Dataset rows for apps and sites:
________________________________________
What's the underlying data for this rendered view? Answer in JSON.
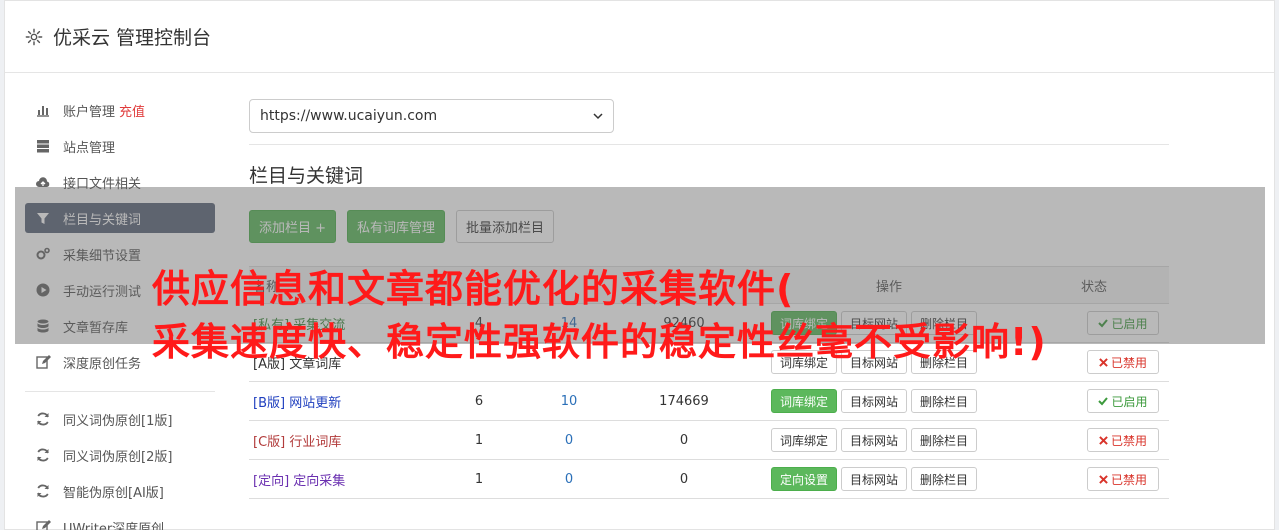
{
  "header": {
    "title": "优采云 管理控制台"
  },
  "sidebar": {
    "items": [
      {
        "label": "账户管理",
        "extra": "充值",
        "icon": "bar-chart-icon"
      },
      {
        "label": "站点管理",
        "icon": "server-icon"
      },
      {
        "label": "接口文件相关",
        "icon": "cloud-upload-icon"
      },
      {
        "label": "栏目与关键词",
        "icon": "filter-icon",
        "active": true
      },
      {
        "label": "采集细节设置",
        "icon": "gears-icon"
      },
      {
        "label": "手动运行测试",
        "icon": "play-circle-icon"
      },
      {
        "label": "文章暂存库",
        "icon": "database-icon"
      },
      {
        "label": "深度原创任务",
        "icon": "edit-icon"
      }
    ],
    "items2": [
      {
        "label": "同义词伪原创[1版]",
        "icon": "refresh-icon"
      },
      {
        "label": "同义词伪原创[2版]",
        "icon": "refresh-icon"
      },
      {
        "label": "智能伪原创[AI版]",
        "icon": "refresh-icon"
      },
      {
        "label": "UWriter深度原创",
        "icon": "edit-icon"
      }
    ]
  },
  "main": {
    "site_select": "https://www.ucaiyun.com",
    "section_title": "栏目与关键词",
    "buttons": {
      "add": "添加栏目 +",
      "private_lib": "私有词库管理",
      "batch_add": "批量添加栏目"
    },
    "table": {
      "headers": {
        "name": "名称",
        "ops": "操作",
        "state": "状态"
      },
      "rows": [
        {
          "tag": "[私有]",
          "name": "采集交流",
          "a": "4",
          "b": "14",
          "c": "92460",
          "op1": "词库绑定",
          "op1_green": true,
          "op2": "目标网站",
          "op3": "删除栏目",
          "state": "已启用",
          "on": true,
          "tagcls": "tag-private"
        },
        {
          "tag": "[A版]",
          "name": "文章词库",
          "a": "",
          "b": "",
          "c": "",
          "op1": "词库绑定",
          "op1_green": false,
          "op2": "目标网站",
          "op3": "删除栏目",
          "state": "已禁用",
          "on": false,
          "tagcls": "tag-a"
        },
        {
          "tag": "[B版]",
          "name": "网站更新",
          "a": "6",
          "b": "10",
          "c": "174669",
          "op1": "词库绑定",
          "op1_green": true,
          "op2": "目标网站",
          "op3": "删除栏目",
          "state": "已启用",
          "on": true,
          "tagcls": "tag-b"
        },
        {
          "tag": "[C版]",
          "name": "行业词库",
          "a": "1",
          "b": "0",
          "c": "0",
          "op1": "词库绑定",
          "op1_green": false,
          "op2": "目标网站",
          "op3": "删除栏目",
          "state": "已禁用",
          "on": false,
          "tagcls": "tag-c"
        },
        {
          "tag": "[定向]",
          "name": "定向采集",
          "a": "1",
          "b": "0",
          "c": "0",
          "op1": "定向设置",
          "op1_green": true,
          "op2": "目标网站",
          "op3": "删除栏目",
          "state": "已禁用",
          "on": false,
          "tagcls": "tag-d"
        }
      ]
    }
  },
  "overlay": {
    "line1": "供应信息和文章都能优化的采集软件(",
    "line2": "采集速度快、稳定性强软件的稳定性丝毫不受影响!)"
  },
  "colors": {
    "green": "#5cb85c",
    "active_side": "#5a6578",
    "overlay_text": "#ff1a1a",
    "recharge": "#e03b3b"
  }
}
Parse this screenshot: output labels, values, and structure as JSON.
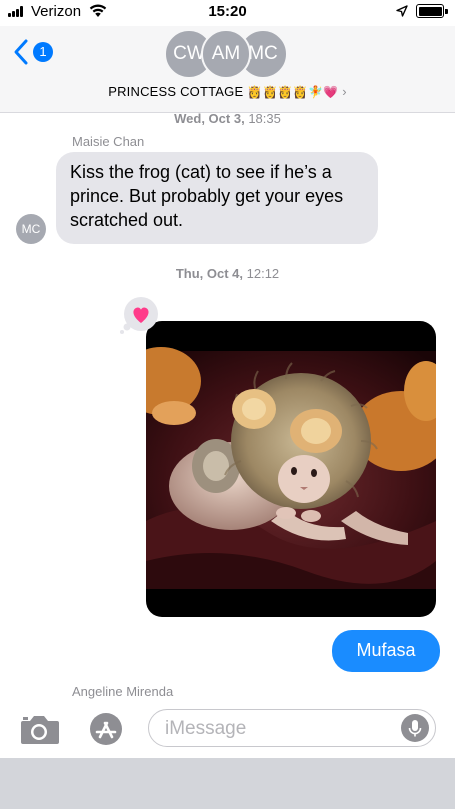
{
  "status_bar": {
    "carrier": "Verizon",
    "time": "15:20"
  },
  "header": {
    "back_badge": "1",
    "avatars": [
      "CW",
      "AM",
      "MC"
    ],
    "group_name": "PRINCESS COTTAGE",
    "group_emojis": "👸👸👸👸🧚💗",
    "chevron": "›"
  },
  "conversation": {
    "timestamp_1_day": "Wed, Oct 3,",
    "timestamp_1_time": "18:35",
    "message_1": {
      "sender": "Maisie Chan",
      "avatar": "MC",
      "text": "Kiss the frog (cat) to see if he’s a prince. But probably get your eyes scratched out."
    },
    "timestamp_2_day": "Thu, Oct 4,",
    "timestamp_2_time": "12:12",
    "photo_message": {
      "reaction": "heart"
    },
    "message_2": {
      "text": "Mufasa"
    },
    "typing_sender": "Angeline Mirenda"
  },
  "input_bar": {
    "placeholder": "iMessage"
  },
  "colors": {
    "accent": "#007aff",
    "outgoing_bubble": "#1a8cff",
    "incoming_bubble": "#e5e5ea",
    "reaction_heart": "#ff3b8a"
  },
  "icons": [
    "wifi-icon",
    "location-icon",
    "battery-icon",
    "back-chevron-icon",
    "camera-icon",
    "app-store-icon",
    "microphone-icon",
    "heart-icon"
  ]
}
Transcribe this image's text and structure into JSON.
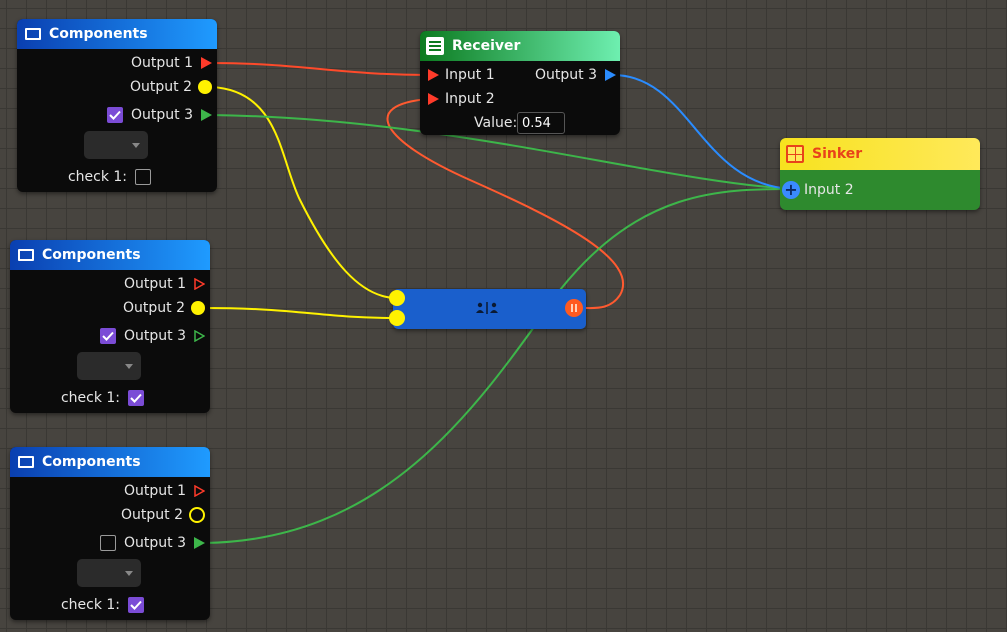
{
  "nodes": {
    "components_1": {
      "title": "Components",
      "outputs": [
        "Output 1",
        "Output 2",
        "Output 3"
      ],
      "output3_checked": true,
      "check_label": "check 1:",
      "check_checked": false
    },
    "components_2": {
      "title": "Components",
      "outputs": [
        "Output 1",
        "Output 2",
        "Output 3"
      ],
      "output3_checked": true,
      "check_label": "check 1:",
      "check_checked": true
    },
    "components_3": {
      "title": "Components",
      "outputs": [
        "Output 1",
        "Output 2",
        "Output 3"
      ],
      "output3_checked": false,
      "check_label": "check 1:",
      "check_checked": true
    },
    "receiver": {
      "title": "Receiver",
      "inputs": [
        "Input 1",
        "Input 2"
      ],
      "output": "Output 3",
      "value_label": "Value:",
      "value": "0.54"
    },
    "sinker": {
      "title": "Sinker",
      "input": "Input 2"
    },
    "splitter": {
      "icon": "person-split-icon"
    }
  },
  "colors": {
    "red": "#ff4a2a",
    "yellow": "#fff200",
    "green": "#3db64a",
    "blue": "#2a8cff",
    "node_bg": "#0b0b0b",
    "canvas_bg": "#47443f"
  }
}
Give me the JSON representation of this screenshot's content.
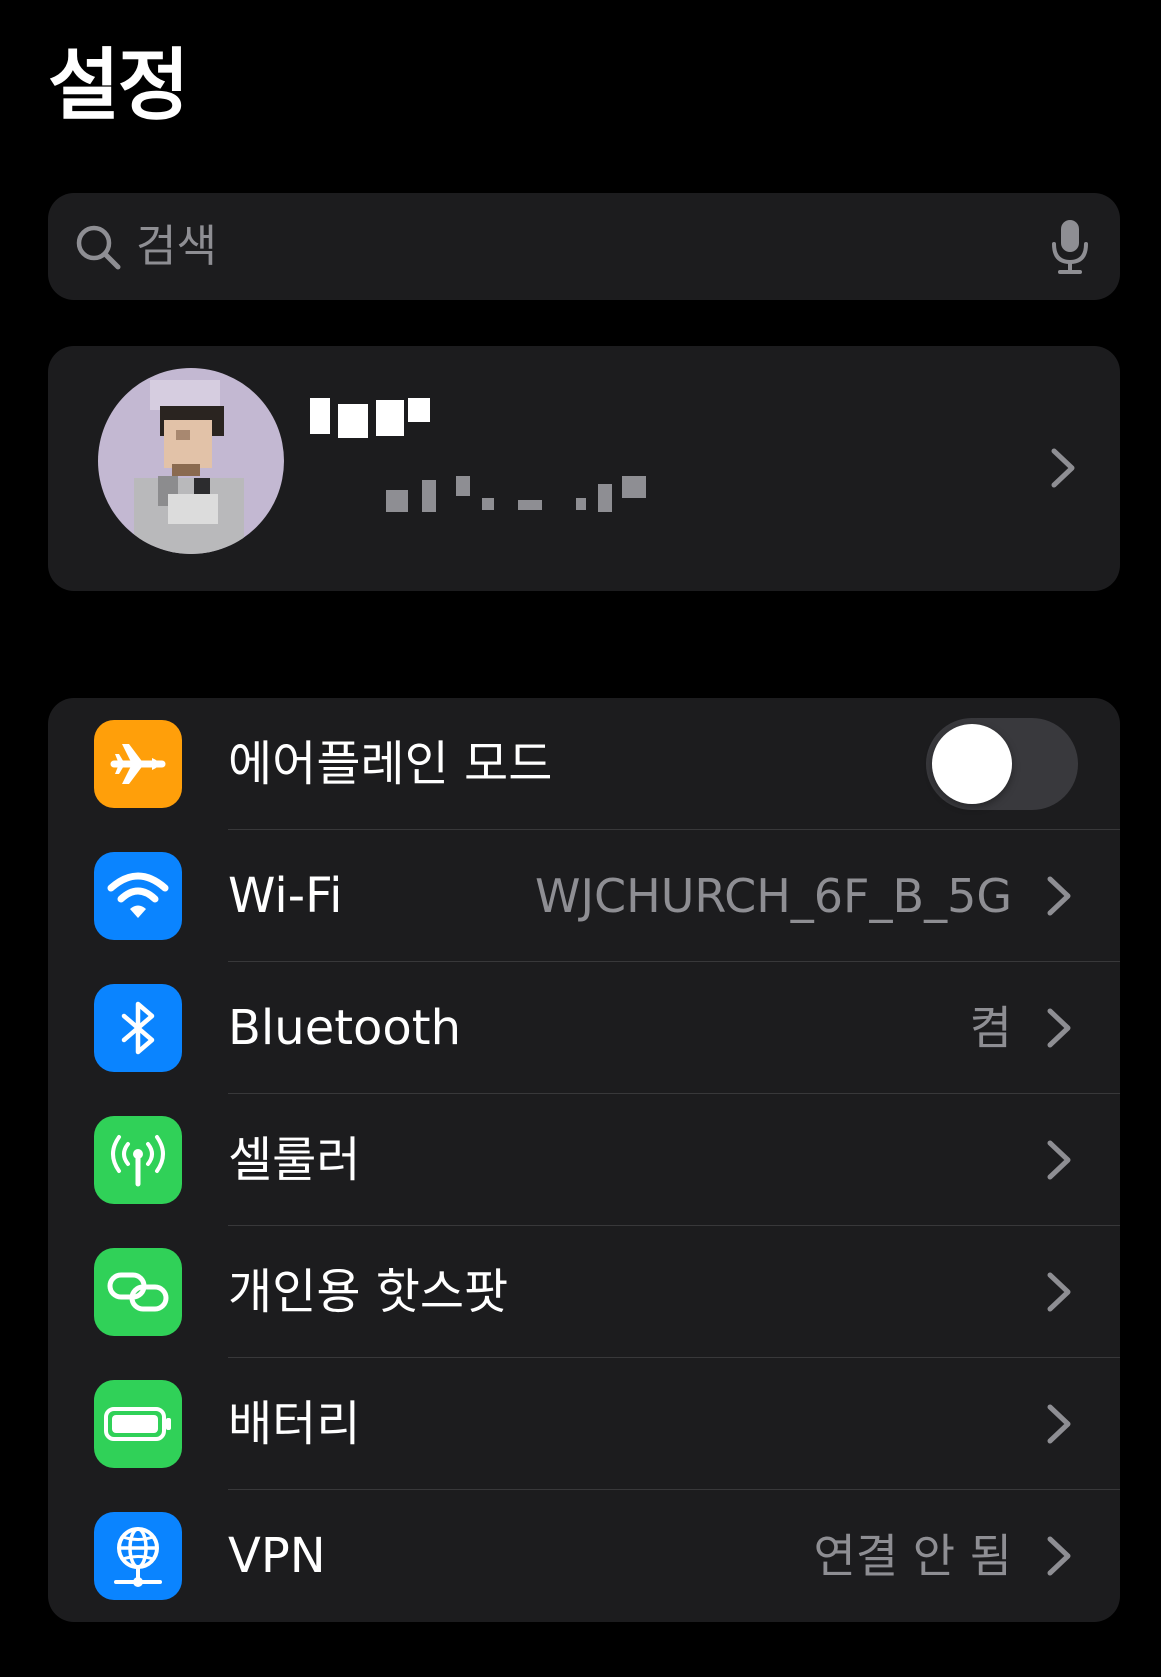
{
  "page_title": "설정",
  "search": {
    "placeholder": "검색",
    "value": ""
  },
  "profile": {
    "name": "",
    "subtitle": ""
  },
  "settings": [
    {
      "id": "airplane",
      "label": "에어플레인 모드",
      "value": "",
      "icon": "airplane-icon",
      "color": "#ff9f0a",
      "toggle": false
    },
    {
      "id": "wifi",
      "label": "Wi-Fi",
      "value": "WJCHURCH_6F_B_5G",
      "icon": "wifi-icon",
      "color": "#0a84ff"
    },
    {
      "id": "bluetooth",
      "label": "Bluetooth",
      "value": "켬",
      "icon": "bluetooth-icon",
      "color": "#0a84ff"
    },
    {
      "id": "cellular",
      "label": "셀룰러",
      "value": "",
      "icon": "antenna-icon",
      "color": "#30d158"
    },
    {
      "id": "hotspot",
      "label": "개인용 핫스팟",
      "value": "",
      "icon": "link-icon",
      "color": "#30d158"
    },
    {
      "id": "battery",
      "label": "배터리",
      "value": "",
      "icon": "battery-icon",
      "color": "#30d158"
    },
    {
      "id": "vpn",
      "label": "VPN",
      "value": "연결 안 됨",
      "icon": "globe-icon",
      "color": "#0a84ff"
    }
  ],
  "colors": {
    "background": "#000000",
    "card": "#1c1c1e",
    "secondary_text": "#8e8e93",
    "separator": "#38383a",
    "toggle_off": "#39393d"
  }
}
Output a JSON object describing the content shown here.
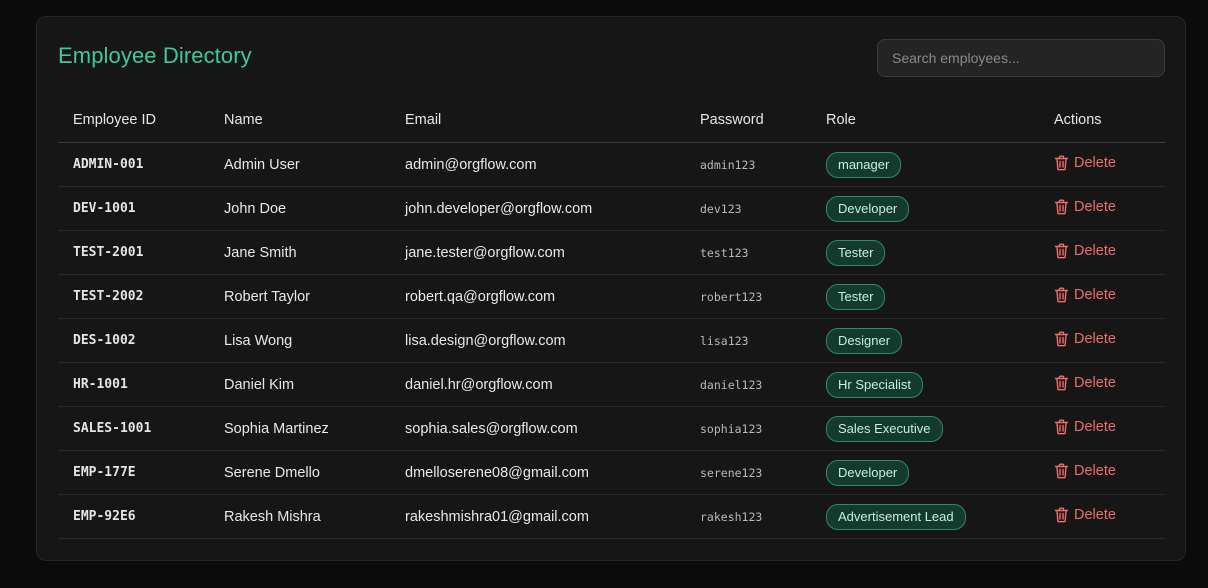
{
  "header": {
    "title": "Employee Directory",
    "search_placeholder": "Search employees..."
  },
  "table": {
    "columns": [
      "Employee ID",
      "Name",
      "Email",
      "Password",
      "Role",
      "Actions"
    ],
    "delete_label": "Delete",
    "rows": [
      {
        "id": "ADMIN-001",
        "name": "Admin User",
        "email": "admin@orgflow.com",
        "password": "admin123",
        "role": "manager"
      },
      {
        "id": "DEV-1001",
        "name": "John Doe",
        "email": "john.developer@orgflow.com",
        "password": "dev123",
        "role": "Developer"
      },
      {
        "id": "TEST-2001",
        "name": "Jane Smith",
        "email": "jane.tester@orgflow.com",
        "password": "test123",
        "role": "Tester"
      },
      {
        "id": "TEST-2002",
        "name": "Robert Taylor",
        "email": "robert.qa@orgflow.com",
        "password": "robert123",
        "role": "Tester"
      },
      {
        "id": "DES-1002",
        "name": "Lisa Wong",
        "email": "lisa.design@orgflow.com",
        "password": "lisa123",
        "role": "Designer"
      },
      {
        "id": "HR-1001",
        "name": "Daniel Kim",
        "email": "daniel.hr@orgflow.com",
        "password": "daniel123",
        "role": "Hr Specialist"
      },
      {
        "id": "SALES-1001",
        "name": "Sophia Martinez",
        "email": "sophia.sales@orgflow.com",
        "password": "sophia123",
        "role": "Sales Executive"
      },
      {
        "id": "EMP-177E",
        "name": "Serene Dmello",
        "email": "dmelloserene08@gmail.com",
        "password": "serene123",
        "role": "Developer"
      },
      {
        "id": "EMP-92E6",
        "name": "Rakesh Mishra",
        "email": "rakeshmishra01@gmail.com",
        "password": "rakesh123",
        "role": "Advertisement Lead"
      }
    ]
  },
  "colors": {
    "accent": "#3ec99a",
    "danger": "#ef6b6b",
    "badge_bg": "#143a2d",
    "badge_border": "#2f8a6a"
  },
  "icons": {
    "delete": "trash-icon"
  }
}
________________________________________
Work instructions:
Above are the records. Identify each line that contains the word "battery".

Answer section:
    "battery-icon",
      "id": "battery",
      "icon": "battery-icon",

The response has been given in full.